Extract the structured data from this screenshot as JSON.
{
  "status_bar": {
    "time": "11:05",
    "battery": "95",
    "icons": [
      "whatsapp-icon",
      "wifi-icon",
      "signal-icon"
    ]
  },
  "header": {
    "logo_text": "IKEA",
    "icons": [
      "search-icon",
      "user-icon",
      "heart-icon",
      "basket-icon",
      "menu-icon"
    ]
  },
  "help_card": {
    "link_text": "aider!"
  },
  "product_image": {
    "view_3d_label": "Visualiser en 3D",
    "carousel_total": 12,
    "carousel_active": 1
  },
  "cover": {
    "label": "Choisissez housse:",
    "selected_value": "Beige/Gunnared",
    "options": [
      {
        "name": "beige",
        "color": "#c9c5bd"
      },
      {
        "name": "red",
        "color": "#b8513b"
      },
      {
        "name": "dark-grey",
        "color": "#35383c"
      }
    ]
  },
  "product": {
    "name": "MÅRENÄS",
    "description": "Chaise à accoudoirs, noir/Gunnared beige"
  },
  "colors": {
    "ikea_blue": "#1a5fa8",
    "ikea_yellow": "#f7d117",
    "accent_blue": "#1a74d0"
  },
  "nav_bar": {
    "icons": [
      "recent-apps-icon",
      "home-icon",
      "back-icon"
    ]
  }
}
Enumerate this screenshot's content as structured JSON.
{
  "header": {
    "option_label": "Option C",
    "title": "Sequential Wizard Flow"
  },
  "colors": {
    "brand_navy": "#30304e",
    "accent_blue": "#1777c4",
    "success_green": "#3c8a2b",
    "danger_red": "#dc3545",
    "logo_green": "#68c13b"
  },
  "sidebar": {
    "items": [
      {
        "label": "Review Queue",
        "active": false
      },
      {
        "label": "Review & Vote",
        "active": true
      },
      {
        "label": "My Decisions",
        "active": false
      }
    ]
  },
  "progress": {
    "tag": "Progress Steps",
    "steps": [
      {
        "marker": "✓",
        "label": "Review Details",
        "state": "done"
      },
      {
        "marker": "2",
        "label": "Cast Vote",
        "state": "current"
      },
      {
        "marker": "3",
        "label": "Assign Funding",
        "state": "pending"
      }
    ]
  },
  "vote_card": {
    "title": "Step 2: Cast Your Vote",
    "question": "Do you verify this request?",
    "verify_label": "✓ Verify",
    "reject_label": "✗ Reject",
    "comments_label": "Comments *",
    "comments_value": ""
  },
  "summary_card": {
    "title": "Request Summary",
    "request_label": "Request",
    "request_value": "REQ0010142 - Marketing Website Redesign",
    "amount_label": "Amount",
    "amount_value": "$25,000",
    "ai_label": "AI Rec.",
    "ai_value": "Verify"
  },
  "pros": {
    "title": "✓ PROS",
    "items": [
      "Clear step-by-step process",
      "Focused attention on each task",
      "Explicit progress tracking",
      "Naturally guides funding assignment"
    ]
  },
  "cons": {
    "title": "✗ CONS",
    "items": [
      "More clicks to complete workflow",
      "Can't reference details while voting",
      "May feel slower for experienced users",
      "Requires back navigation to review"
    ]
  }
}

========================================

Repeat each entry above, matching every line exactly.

Extract the structured data from this screenshot as JSON.
{
  "status_bar": {
    "time": "11:05",
    "battery": "95",
    "icons": [
      "whatsapp-icon",
      "wifi-icon",
      "signal-icon"
    ]
  },
  "header": {
    "logo_text": "IKEA",
    "icons": [
      "search-icon",
      "user-icon",
      "heart-icon",
      "basket-icon",
      "menu-icon"
    ]
  },
  "help_card": {
    "link_text": "aider!"
  },
  "product_image": {
    "view_3d_label": "Visualiser en 3D",
    "carousel_total": 12,
    "carousel_active": 1
  },
  "cover": {
    "label": "Choisissez housse:",
    "selected_value": "Beige/Gunnared",
    "options": [
      {
        "name": "beige",
        "color": "#c9c5bd"
      },
      {
        "name": "red",
        "color": "#b8513b"
      },
      {
        "name": "dark-grey",
        "color": "#35383c"
      }
    ]
  },
  "product": {
    "name": "MÅRENÄS",
    "description": "Chaise à accoudoirs, noir/Gunnared beige"
  },
  "colors": {
    "ikea_blue": "#1a5fa8",
    "ikea_yellow": "#f7d117",
    "accent_blue": "#1a74d0"
  },
  "nav_bar": {
    "icons": [
      "recent-apps-icon",
      "home-icon",
      "back-icon"
    ]
  }
}
Enumerate this screenshot's content as structured JSON.
{
  "header": {
    "option_label": "Option C",
    "title": "Sequential Wizard Flow"
  },
  "colors": {
    "brand_navy": "#30304e",
    "accent_blue": "#1777c4",
    "success_green": "#3c8a2b",
    "danger_red": "#dc3545",
    "logo_green": "#68c13b"
  },
  "sidebar": {
    "items": [
      {
        "label": "Review Queue",
        "active": false
      },
      {
        "label": "Review & Vote",
        "active": true
      },
      {
        "label": "My Decisions",
        "active": false
      }
    ]
  },
  "progress": {
    "tag": "Progress Steps",
    "steps": [
      {
        "marker": "✓",
        "label": "Review Details",
        "state": "done"
      },
      {
        "marker": "2",
        "label": "Cast Vote",
        "state": "current"
      },
      {
        "marker": "3",
        "label": "Assign Funding",
        "state": "pending"
      }
    ]
  },
  "vote_card": {
    "title": "Step 2: Cast Your Vote",
    "question": "Do you verify this request?",
    "verify_label": "✓ Verify",
    "reject_label": "✗ Reject",
    "comments_label": "Comments *",
    "comments_value": ""
  },
  "summary_card": {
    "title": "Request Summary",
    "request_label": "Request",
    "request_value": "REQ0010142 - Marketing Website Redesign",
    "amount_label": "Amount",
    "amount_value": "$25,000",
    "ai_label": "AI Rec.",
    "ai_value": "Verify"
  },
  "pros": {
    "title": "✓ PROS",
    "items": [
      "Clear step-by-step process",
      "Focused attention on each task",
      "Explicit progress tracking",
      "Naturally guides funding assignment"
    ]
  },
  "cons": {
    "title": "✗ CONS",
    "items": [
      "More clicks to complete workflow",
      "Can't reference details while voting",
      "May feel slower for experienced users",
      "Requires back navigation to review"
    ]
  }
}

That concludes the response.